The HSS are founded on the analysis of the intricate basis of human cultural, psychological and physical relationships. And it seems to me that their curricular contents ought to flow seamlessly into the humans’ investigation of the complex physical universe, which is the domain of the sciences. According to Ken Robinson, ‘School systems should base their curriculum not on the idea of separate subjects, but on the much more fertile idea of disciplines… which makes possible a fluid and dynamic curriculum that is interdisciplinary.’ It was this interdisciplinary deficit that C. P. Snow was lamenting in the Western society of the nineteen century. It is the same interdisciplinary deficit that stands solidly behind our development stagnation since the National Policy on Education (NPE) was crafted. Unfortunately, a document that ought to spell out Nigeria’s educational basis for national development is what constitutes its most significant hindrance.

And so, the NPE becomes the first source of legitimate worries and investigation. And the primary challenge would be that of how to forge a policy pathway towards a positive science and HSS coevolution and curricular cooperation. In separating the sciences from the HSS, the NPE has facilitated an intellectual relationship that is at cross purposes with Nigeria’s development objectives. It is not just scientific and technological development Nigeria needs, but a holistic development framework It is almost certain, factoring in other nations experiences, that when we finally arrive at the scientific and technological El Dorado we are aiming for, we will still find ourselves at a zero point where we will then still need to answer some of those questions, and deal with some of those issues, we ought to have attended to at the beginning—those issues we really need to attend to right now; issues like how the HSS can meaningfully orient science and technology. I am therefore of the opinion that curriculum matters, contrary to what the norm is, are too significant to be left to the government alone. It is now time to enlarge the space of participation with regard to what goes inside what we teach. Matters of educational policies, research and curriculum development are entirely left to the institutional discretion of the Nigerian Educational research and Development Council (NERDC). Broadening the scope of intervention and conversations to include other stakeholders would serve the purpose of meeting what Heidi Hayes Jacobs calls ‘a need for both timeless curriculum content and timely content.’

In this regard, the Ibadan School of Government and Public Policy (ISGPP) is suitably placed to facilitate a robust policy dialogue around the declining relevance of the HSS and how the government can be brought round to reversing the many years of policy impediment that characterises the status of the HSS in Nigeria. Policy is everything. The HSS curriculum requires a massive dose of innovative reflection and rehabilitation. It requires a total restructuring of our mental model on the presumed division between the sciences and the HSS. That can only happen if we collaborate.

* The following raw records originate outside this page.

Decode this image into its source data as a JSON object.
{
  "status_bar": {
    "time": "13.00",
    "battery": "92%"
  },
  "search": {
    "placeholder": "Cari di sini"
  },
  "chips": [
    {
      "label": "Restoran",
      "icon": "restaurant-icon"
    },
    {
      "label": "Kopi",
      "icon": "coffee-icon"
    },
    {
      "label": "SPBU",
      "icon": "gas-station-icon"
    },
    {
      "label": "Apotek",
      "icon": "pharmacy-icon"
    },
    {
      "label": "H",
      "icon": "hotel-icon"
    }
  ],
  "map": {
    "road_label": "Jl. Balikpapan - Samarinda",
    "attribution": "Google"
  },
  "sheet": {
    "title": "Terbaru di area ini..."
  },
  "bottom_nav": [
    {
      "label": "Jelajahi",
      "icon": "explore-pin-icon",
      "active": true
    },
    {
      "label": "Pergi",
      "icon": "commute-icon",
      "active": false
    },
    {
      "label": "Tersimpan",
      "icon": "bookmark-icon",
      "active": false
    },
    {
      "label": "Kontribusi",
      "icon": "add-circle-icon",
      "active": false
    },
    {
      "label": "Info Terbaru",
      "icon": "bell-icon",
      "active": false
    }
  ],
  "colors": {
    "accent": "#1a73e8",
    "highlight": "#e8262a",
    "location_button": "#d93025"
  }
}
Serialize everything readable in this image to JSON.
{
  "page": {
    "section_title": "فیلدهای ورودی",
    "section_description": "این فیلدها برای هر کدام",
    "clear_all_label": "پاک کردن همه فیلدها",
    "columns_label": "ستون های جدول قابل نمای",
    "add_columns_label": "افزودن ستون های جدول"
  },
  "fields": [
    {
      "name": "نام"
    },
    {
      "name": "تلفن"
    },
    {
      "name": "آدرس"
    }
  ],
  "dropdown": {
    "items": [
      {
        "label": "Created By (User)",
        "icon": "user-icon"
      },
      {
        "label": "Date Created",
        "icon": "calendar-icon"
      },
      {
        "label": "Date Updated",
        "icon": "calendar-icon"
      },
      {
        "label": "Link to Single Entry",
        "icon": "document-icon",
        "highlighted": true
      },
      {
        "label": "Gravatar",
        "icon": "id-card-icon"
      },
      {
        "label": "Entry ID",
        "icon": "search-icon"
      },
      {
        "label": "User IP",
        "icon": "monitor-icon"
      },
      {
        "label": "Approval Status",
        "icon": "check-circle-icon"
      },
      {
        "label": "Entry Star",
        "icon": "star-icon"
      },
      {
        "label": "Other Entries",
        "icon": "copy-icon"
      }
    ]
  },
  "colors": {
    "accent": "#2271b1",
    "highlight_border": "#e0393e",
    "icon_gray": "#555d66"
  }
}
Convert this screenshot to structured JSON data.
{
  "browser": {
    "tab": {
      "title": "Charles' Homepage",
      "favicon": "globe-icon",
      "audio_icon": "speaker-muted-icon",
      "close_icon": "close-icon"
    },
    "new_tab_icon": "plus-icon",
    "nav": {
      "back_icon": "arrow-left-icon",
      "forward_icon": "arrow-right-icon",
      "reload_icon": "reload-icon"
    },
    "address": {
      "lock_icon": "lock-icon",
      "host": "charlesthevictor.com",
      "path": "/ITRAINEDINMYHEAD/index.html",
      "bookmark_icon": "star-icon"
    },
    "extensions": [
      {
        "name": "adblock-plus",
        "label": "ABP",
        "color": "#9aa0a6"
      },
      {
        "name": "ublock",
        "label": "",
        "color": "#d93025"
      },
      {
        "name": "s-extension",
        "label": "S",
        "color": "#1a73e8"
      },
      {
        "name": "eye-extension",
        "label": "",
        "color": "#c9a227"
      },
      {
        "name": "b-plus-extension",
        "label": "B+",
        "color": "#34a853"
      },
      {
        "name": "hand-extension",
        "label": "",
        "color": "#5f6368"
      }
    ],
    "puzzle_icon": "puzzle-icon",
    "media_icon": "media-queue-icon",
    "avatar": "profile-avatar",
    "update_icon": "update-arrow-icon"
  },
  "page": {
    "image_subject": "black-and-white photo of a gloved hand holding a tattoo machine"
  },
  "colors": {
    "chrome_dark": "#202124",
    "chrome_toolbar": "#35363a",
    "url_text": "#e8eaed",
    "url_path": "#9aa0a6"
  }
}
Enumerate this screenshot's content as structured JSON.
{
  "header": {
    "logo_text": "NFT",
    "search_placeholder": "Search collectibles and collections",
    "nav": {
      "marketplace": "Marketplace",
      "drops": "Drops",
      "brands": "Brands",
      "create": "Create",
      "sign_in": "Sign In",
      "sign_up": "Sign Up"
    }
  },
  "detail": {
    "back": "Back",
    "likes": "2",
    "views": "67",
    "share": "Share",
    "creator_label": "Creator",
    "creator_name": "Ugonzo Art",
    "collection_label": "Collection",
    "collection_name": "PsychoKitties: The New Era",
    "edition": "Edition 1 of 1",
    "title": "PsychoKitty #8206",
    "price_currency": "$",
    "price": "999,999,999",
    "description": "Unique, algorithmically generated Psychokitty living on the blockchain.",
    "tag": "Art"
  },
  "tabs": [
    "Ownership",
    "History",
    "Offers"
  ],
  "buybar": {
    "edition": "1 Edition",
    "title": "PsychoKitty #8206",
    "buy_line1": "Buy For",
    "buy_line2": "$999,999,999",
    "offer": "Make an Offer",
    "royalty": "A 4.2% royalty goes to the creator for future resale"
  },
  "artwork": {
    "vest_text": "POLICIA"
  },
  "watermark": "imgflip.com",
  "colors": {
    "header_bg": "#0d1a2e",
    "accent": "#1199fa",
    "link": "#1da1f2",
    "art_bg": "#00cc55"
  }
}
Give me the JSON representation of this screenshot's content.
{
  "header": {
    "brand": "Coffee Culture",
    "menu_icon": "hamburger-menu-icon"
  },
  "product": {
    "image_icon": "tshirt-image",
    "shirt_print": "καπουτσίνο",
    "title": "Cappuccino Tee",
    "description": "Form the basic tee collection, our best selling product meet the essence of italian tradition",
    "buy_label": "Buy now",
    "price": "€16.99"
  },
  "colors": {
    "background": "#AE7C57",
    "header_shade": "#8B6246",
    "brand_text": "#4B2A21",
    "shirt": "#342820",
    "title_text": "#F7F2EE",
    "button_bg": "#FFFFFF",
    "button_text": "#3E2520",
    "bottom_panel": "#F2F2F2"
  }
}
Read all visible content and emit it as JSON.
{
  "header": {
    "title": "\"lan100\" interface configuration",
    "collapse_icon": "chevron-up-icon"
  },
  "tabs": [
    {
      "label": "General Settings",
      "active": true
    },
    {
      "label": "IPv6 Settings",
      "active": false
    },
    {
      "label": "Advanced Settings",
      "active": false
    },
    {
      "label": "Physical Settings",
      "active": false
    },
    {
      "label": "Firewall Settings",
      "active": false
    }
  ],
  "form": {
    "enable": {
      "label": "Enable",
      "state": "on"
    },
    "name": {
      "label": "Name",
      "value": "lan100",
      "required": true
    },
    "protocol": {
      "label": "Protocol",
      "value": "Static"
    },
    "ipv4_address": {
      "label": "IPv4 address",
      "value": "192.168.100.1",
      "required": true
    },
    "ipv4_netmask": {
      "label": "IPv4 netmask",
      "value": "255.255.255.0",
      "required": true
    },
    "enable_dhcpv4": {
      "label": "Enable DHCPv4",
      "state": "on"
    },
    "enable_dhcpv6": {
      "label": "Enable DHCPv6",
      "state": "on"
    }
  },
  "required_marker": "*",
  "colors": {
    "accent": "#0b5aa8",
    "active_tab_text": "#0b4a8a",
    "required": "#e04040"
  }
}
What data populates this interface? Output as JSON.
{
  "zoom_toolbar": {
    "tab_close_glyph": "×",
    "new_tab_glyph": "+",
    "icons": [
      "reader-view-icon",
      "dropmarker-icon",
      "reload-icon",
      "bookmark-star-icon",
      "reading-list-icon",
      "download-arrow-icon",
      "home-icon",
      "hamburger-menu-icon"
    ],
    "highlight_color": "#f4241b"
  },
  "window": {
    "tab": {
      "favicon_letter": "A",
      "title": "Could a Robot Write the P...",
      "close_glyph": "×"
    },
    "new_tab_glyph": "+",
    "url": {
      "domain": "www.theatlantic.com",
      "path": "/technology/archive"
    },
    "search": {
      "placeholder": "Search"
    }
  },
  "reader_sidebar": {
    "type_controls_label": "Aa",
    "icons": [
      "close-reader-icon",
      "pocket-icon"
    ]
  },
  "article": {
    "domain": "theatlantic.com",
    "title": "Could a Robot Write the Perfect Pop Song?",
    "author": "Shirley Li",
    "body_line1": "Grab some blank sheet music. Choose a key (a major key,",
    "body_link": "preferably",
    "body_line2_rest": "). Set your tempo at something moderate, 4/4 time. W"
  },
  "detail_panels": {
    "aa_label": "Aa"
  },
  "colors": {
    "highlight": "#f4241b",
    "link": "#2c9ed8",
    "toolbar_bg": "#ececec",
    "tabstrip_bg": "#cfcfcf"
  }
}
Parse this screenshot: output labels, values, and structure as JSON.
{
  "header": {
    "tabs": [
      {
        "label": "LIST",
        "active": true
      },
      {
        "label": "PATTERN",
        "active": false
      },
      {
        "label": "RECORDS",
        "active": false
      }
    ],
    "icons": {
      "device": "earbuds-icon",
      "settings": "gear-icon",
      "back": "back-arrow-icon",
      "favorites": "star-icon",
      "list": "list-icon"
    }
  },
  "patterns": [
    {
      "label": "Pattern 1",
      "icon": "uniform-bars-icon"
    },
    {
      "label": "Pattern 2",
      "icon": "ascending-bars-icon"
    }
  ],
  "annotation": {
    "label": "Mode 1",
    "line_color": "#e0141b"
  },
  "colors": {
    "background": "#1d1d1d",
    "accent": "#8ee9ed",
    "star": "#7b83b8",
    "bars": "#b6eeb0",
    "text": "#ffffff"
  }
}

Al Gore agrees: ‘We have to abandon the conceit that isolated personal actions are going to solve this crisis. Our policies have to shift.’ The ISGPP is ready to set in motion this concerted effort at policy transformation through several rigorous policy actions and reactions. In the final analysis, no parent would become depressed again when a son or daughter resolves to study English or Philosophy or Sociology. The parent would give consent because of the assurance that such a child is not inferior to those who studied Engineering or Medicine or Agriculture. Both are sufficiently capacitated in terms of life prospects; both are sufficiently inserted into the development processes as patriotic citizens concerned about the future of Nigeria.

–Dr. Olaopa is the Executive Vice Chairman Ibadan School of Government and Public Policy (ISGPP) (;;